Donuts & Development

“They need to go after the things that are going to help them as a grad student and a professional, regardless of their discipline and what job they want to go into.” –Sheva Guy, UC graduate student and Donuts & Development co-founder.
donuts & development

There are a lot of things you will need if you want to build a steady, good career. We gather these things through intentional acts of living—attending class, getting degrees, finding trusty mentors, meeting that person and going to that interview and getting that job—so as not to become stranded in a state of fixed non-growth, or even worse, possible regression.

As a student, you’re on top of things. You think you’re doing everything you can. Not only that, but you think you’re doing everything right. You study, a lot. You drink coffee, a lot. Your papers and grades are perfection. One could say you are a master of academics and self-discipline.

However, it’s not enough. Something is wrong. As it turns out, you do not meet that person and you do not go to that interview and you do not get that job. Because you lack something very important. You lack professional development. And, unfortunately, it makes sense. Your main focus for years and years has been school—not networking and resume building and interviewing techniques. You’re a student, not a corporate guru.

“I feel like graduate students a lot of the times are silent in their department,” says Sheva Guy, UC graduate student and founder of Donuts & Development, “They need to go after the things that are going to help them as a grad student and a professional, regardless of their discipline and what job they want to go into.”

The Donuts & Development professional development fair at the University of Cincinnati—hosted by the Graduate School and the CECH GSA, and happening for the second academic year in a row on September 14th in TUC 400ABC from 9-11 a.m.—is a totally free, no registration required, on-campus event dedicated to aiding in the progression of students' professional development. Donuts & Development consists of various UC offices and organizations, neatly structured in a fair-like fashion with tables and booths, all solely focused on showcasing what can be done to deepen a grad student’s growth. And, of course, there are donuts (and coffee and other pastries) for every student who stops by the event.

The attending representatives (just a snippet includes the Preparing Future Faculty Program, Career Education services, and the Academic Writing Center) provide students with professional development opportunities. And what exactly is meant by those vague but important-sounding words, professional development? Students will find a collection of networking prospects here that they literally would not be able to find anywhere else. They will learn about the vast and varied professional development opportunities available at UC. They will meet with office and organization representatives to discuss how each opportunity—workshops, classes, programs, leadership roles—could help them build critical soft skills, make new connections, and prepare them for future career paths.

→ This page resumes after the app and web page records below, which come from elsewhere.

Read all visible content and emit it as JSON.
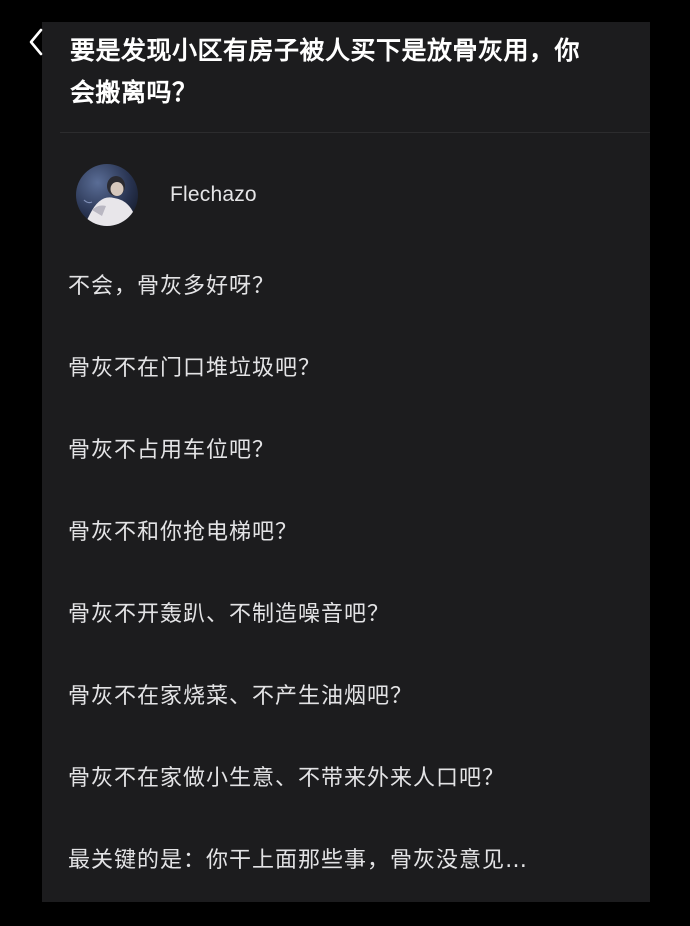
{
  "header": {
    "back_icon": "chevron-left-icon",
    "question_title": "要是发现小区有房子被人买下是放骨灰用，你会搬离吗？"
  },
  "author": {
    "avatar_icon": "avatar-photo",
    "name": "Flechazo"
  },
  "answer": {
    "paragraphs": [
      "不会，骨灰多好呀？",
      "骨灰不在门口堆垃圾吧？",
      "骨灰不占用车位吧？",
      "骨灰不和你抢电梯吧？",
      "骨灰不开轰趴、不制造噪音吧？",
      "骨灰不在家烧菜、不产生油烟吧？",
      "骨灰不在家做小生意、不带来外来人口吧？",
      "最关键的是：你干上面那些事，骨灰没意见…"
    ]
  },
  "colors": {
    "page_background": "#000000",
    "card_background": "#1c1c1e",
    "title_text": "#ffffff",
    "body_text": "#e3e3e5"
  }
}
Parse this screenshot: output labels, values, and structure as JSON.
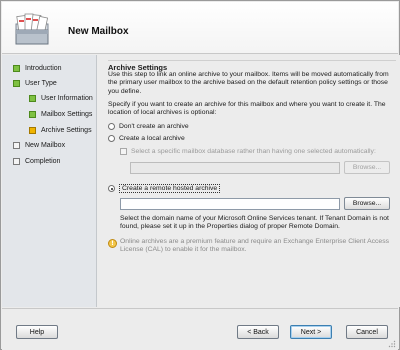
{
  "header": {
    "title": "New Mailbox",
    "icon": "mailbox-icon"
  },
  "sidebar": {
    "items": [
      {
        "label": "Introduction",
        "status": "done"
      },
      {
        "label": "User Type",
        "status": "done"
      },
      {
        "label": "User Information",
        "status": "done"
      },
      {
        "label": "Mailbox Settings",
        "status": "done"
      },
      {
        "label": "Archive Settings",
        "status": "current"
      },
      {
        "label": "New Mailbox",
        "status": "pending"
      },
      {
        "label": "Completion",
        "status": "pending"
      }
    ]
  },
  "main": {
    "section_title": "Archive Settings",
    "intro": "Use this step to link an online archive to your mailbox. Items will be moved automatically from the primary user mailbox to the archive based on the default retention policy settings or those you define.",
    "prompt": "Specify if you want to create an archive for this mailbox and where you want to create it. The location of local archives is optional:",
    "options": {
      "dont_create": "Don't create an archive",
      "create_local": "Create a local archive",
      "select_database": "Select a specific mailbox database rather than having one selected automatically:",
      "create_remote": "Create a remote hosted archive"
    },
    "local_db_value": "",
    "remote_domain_value": "",
    "browse_label": "Browse...",
    "remote_help": "Select the domain name of your Microsoft Online Services tenant. If Tenant Domain is not found, please set it up in the Properties dialog of proper Remote Domain.",
    "premium_note": "Online archives are a premium feature and require an Exchange Enterprise Client Access License (CAL) to enable it for the mailbox.",
    "selected_option": "create_remote"
  },
  "footer": {
    "help": "Help",
    "back": "< Back",
    "next": "Next >",
    "cancel": "Cancel"
  },
  "colors": {
    "done": "#7fc142",
    "current": "#f0b400",
    "pending": "#f4f4f4"
  }
}
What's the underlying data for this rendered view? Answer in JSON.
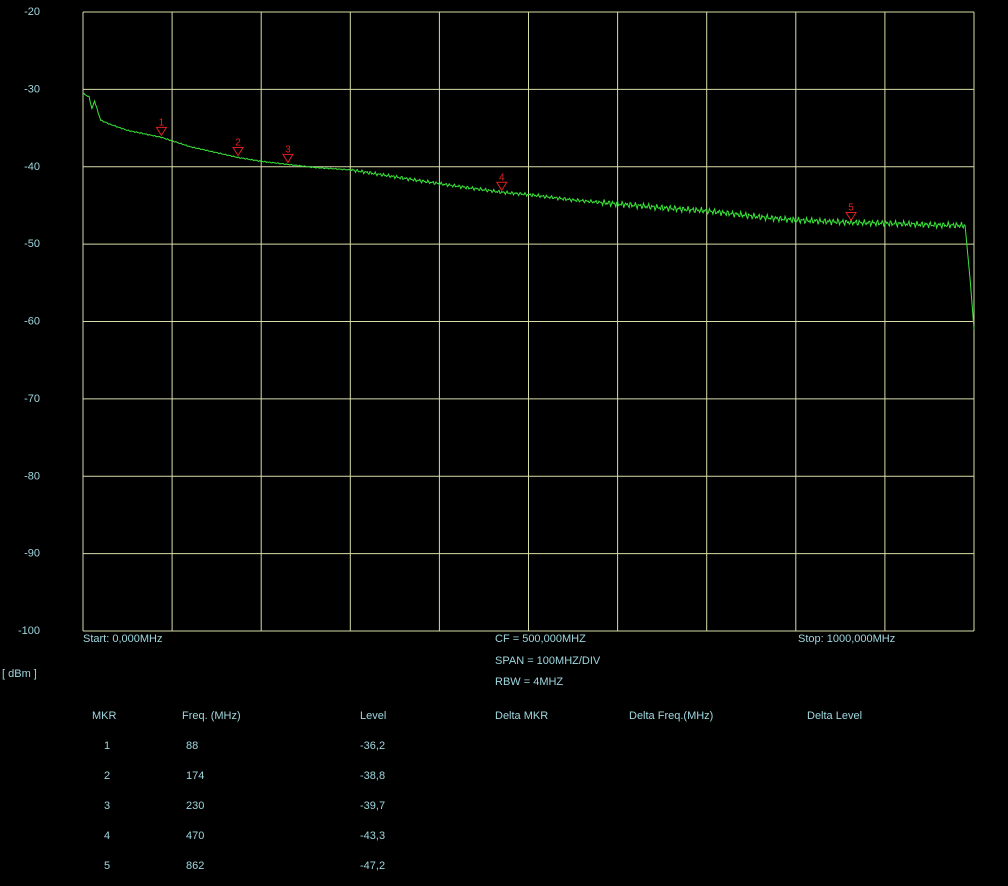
{
  "colors": {
    "background": "#000000",
    "grid": "#d8dca8",
    "trace": "#39e639",
    "marker": "#e02020",
    "text": "#9ed7df"
  },
  "chart_data": {
    "type": "line",
    "unit_label": "[ dBm ]",
    "x_range_mhz": [
      0,
      1000
    ],
    "ylim": [
      -100,
      -20
    ],
    "y_ticks": [
      "-20",
      "-30",
      "-40",
      "-50",
      "-60",
      "-70",
      "-80",
      "-90",
      "-100"
    ],
    "grid": true,
    "series": [
      {
        "x": [
          0,
          7,
          10,
          13,
          17,
          20,
          30,
          50,
          88,
          120,
          174,
          200,
          230,
          260,
          300,
          350,
          400,
          470,
          500,
          550,
          600,
          650,
          700,
          760,
          800,
          862,
          900,
          950,
          990,
          996,
          1000
        ],
        "y": [
          -30.5,
          -31,
          -32.5,
          -31.5,
          -33,
          -34,
          -34.5,
          -35.3,
          -36.2,
          -37.4,
          -38.8,
          -39.3,
          -39.7,
          -40.1,
          -40.4,
          -41.3,
          -42.2,
          -43.3,
          -43.6,
          -44.3,
          -44.8,
          -45.3,
          -45.7,
          -46.5,
          -46.9,
          -47.2,
          -47.3,
          -47.5,
          -47.6,
          -55,
          -61
        ]
      }
    ],
    "markers": [
      {
        "label": "1",
        "freq": 88,
        "level": -36.2
      },
      {
        "label": "2",
        "freq": 174,
        "level": -38.8
      },
      {
        "label": "3",
        "freq": 230,
        "level": -39.7
      },
      {
        "label": "4",
        "freq": 470,
        "level": -43.3
      },
      {
        "label": "5",
        "freq": 862,
        "level": -47.2
      }
    ]
  },
  "info": {
    "start": "Start:  0,000MHz",
    "cf": "CF = 500,000MHZ",
    "span": "SPAN = 100MHZ/DIV",
    "rbw": "RBW = 4MHZ",
    "stop": "Stop:  1000,000MHz"
  },
  "table": {
    "headers": {
      "mkr": "MKR",
      "freq": "Freq. (MHz)",
      "level": "Level",
      "delta_mkr": "Delta MKR",
      "delta_freq": "Delta Freq.(MHz)",
      "delta_level": "Delta Level"
    },
    "rows": [
      {
        "mkr": "1",
        "freq": "88",
        "level": "-36,2"
      },
      {
        "mkr": "2",
        "freq": "174",
        "level": "-38,8"
      },
      {
        "mkr": "3",
        "freq": "230",
        "level": "-39,7"
      },
      {
        "mkr": "4",
        "freq": "470",
        "level": "-43,3"
      },
      {
        "mkr": "5",
        "freq": "862",
        "level": "-47,2"
      }
    ]
  }
}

This is an exercise of professional communication in its purest form. Students will be invited to put themselves out there and make lasting professional relationships that otherwise would be rather unlikely, considering that this unique event puts an immeasurable amount of talent and connection in the same room at the same time.

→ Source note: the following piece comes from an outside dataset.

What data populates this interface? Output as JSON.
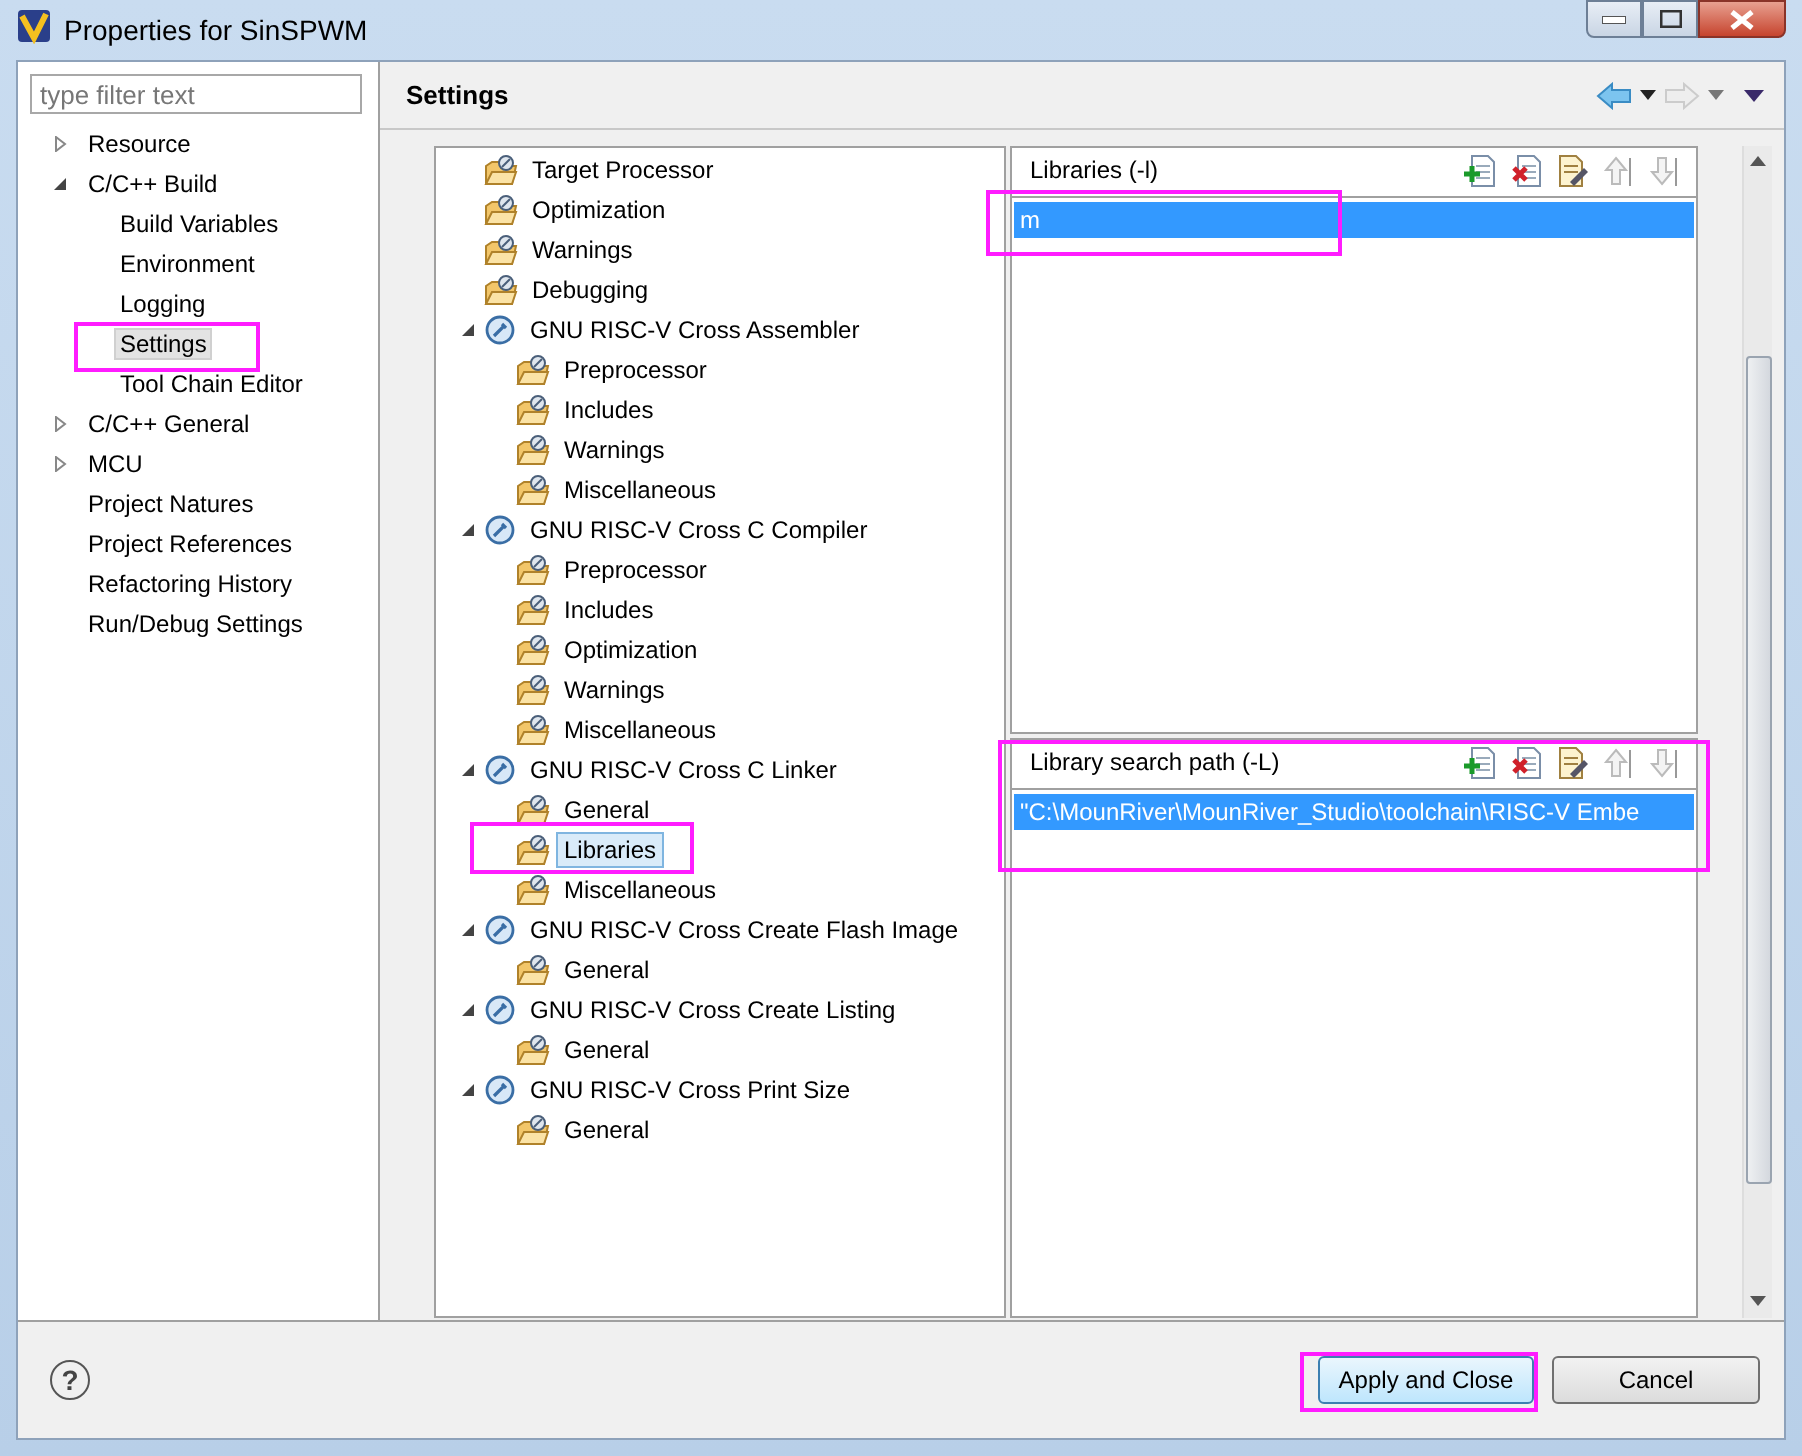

The message is clear: don’t be afraid to ask questions, to learn about possible job opportunities, to embody the confidence your professional persona deserves. Be willing to put in the work of networking, hold your head up high, and be open to talking to new people. Make it a point to chase what you’re after. Have the self-assurance to intentionally create progressive change in your life for the sake of your career and well-being. Meet that person and go to that interview and get that job.

And, if not for any other reason, go for the free donuts and coffee.

Have a question about this event?

Contact Graduate School program coordinator Megan Tischner at

Written by Danniah Daher, Graduate Assistant to the Graduate School Office